Pitch to the right publisher: most authors make the terrible mistake of assuming all publishers publish everything (eg. spiritual, children, fiction, investment, management, etc.). Trying to sell a non-priority genre to a publisher is like selling snow to an Eskimo – your snow may be fabulous but he does not need it. The genres publishers want to buy are listed on their websites or can be understood from the books they publish.
What is in it for the Publisher? For a moment assume you are the publisher and think of all the things you would look at before buying the manuscript. Publishing is not a charity business, people do not enter the industry to serve art. They exist to earn returns on their investment. Before you approach any publisher read the Leadstart Manuscript Evaluation Metrics, it will give you a clearer understanding of the publisher’s requirements. Each publisher has its evaluation methodology, this is ours.

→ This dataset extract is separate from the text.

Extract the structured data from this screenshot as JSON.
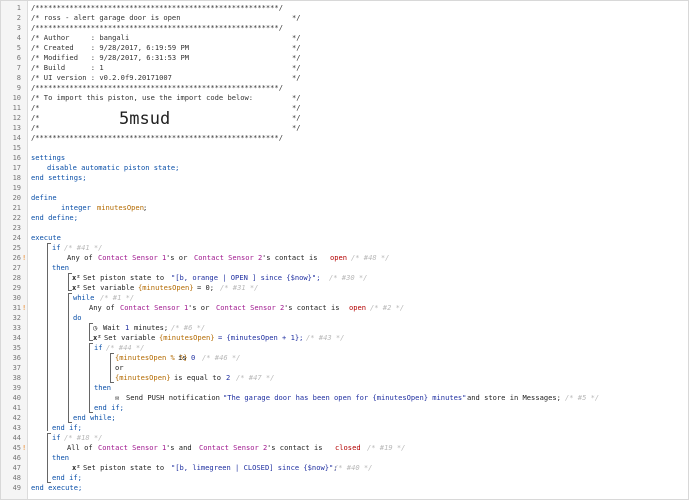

Stand out from the crowd: Leadstart Publishing is a medium-sized company and still receives about 70-100 manuscripts a day (2000-3000 manuscripts a month), and publishes only 12-15 titles every month. The manuscript evaluation team has only 6 people and we ensure that every author who writes to us gets a reply, even if we reject the work. We require a concept note, a synopsis, the full contents page, two sample chapters, and your CV. We ask for your CV to know what you have written till date. If you write a blog, mention it. If you have been published elsewhere, mention it. Your synopsis is a key element in your pitch. The synopsis must be so compelling that the evaluator is forced to read the sample. The sample chapters need not be the first two, only the best two.
Sound Professional: being a first-timer is not a problem, but being silly is an issue. Please read through the things written by others on the internet before you start approaching publishers. Many authors feel they present themselves more strongly in person, so ask to meet if possible. if being an author you fail in your written skills, what impression can you possibly create with the publisher? Any legitimate publishing company starts work with you only after they have evaluated and chosen your manuscript to publish.
Is obtaining copyrights to my work compulsory?
Not really. You get the copyrights of any original content you have created as soon as you create it. It is mentioned on the imprint page of all published books. But you cannot stop someone somewhere in the world from creating the same content and publishing it. He will own that copyright. Hence, it is better to publish the content as early as possible. It is a good idea to register the copyrights with the IPR (Intellectual Property Rights) authorities to protect your work. Some lawyers specialize in this work. Also when an ISBN (International Standard Book Number) is assigned to your book, it protects the work to some extent.
How do publishers evaluate a manuscript for publication?
The evaluation of a manuscript differs with each publisher and no other publisher that we know of has disclosed their evaluation tool publicly. We decided to be transparent here as well, and the following is the gist of our manuscript evaluation metrics. We have disclosed enough information to allow any writer to approximately evaluate his/her manuscript.
Please read: Leadstart Manuscript Evaluation Metrics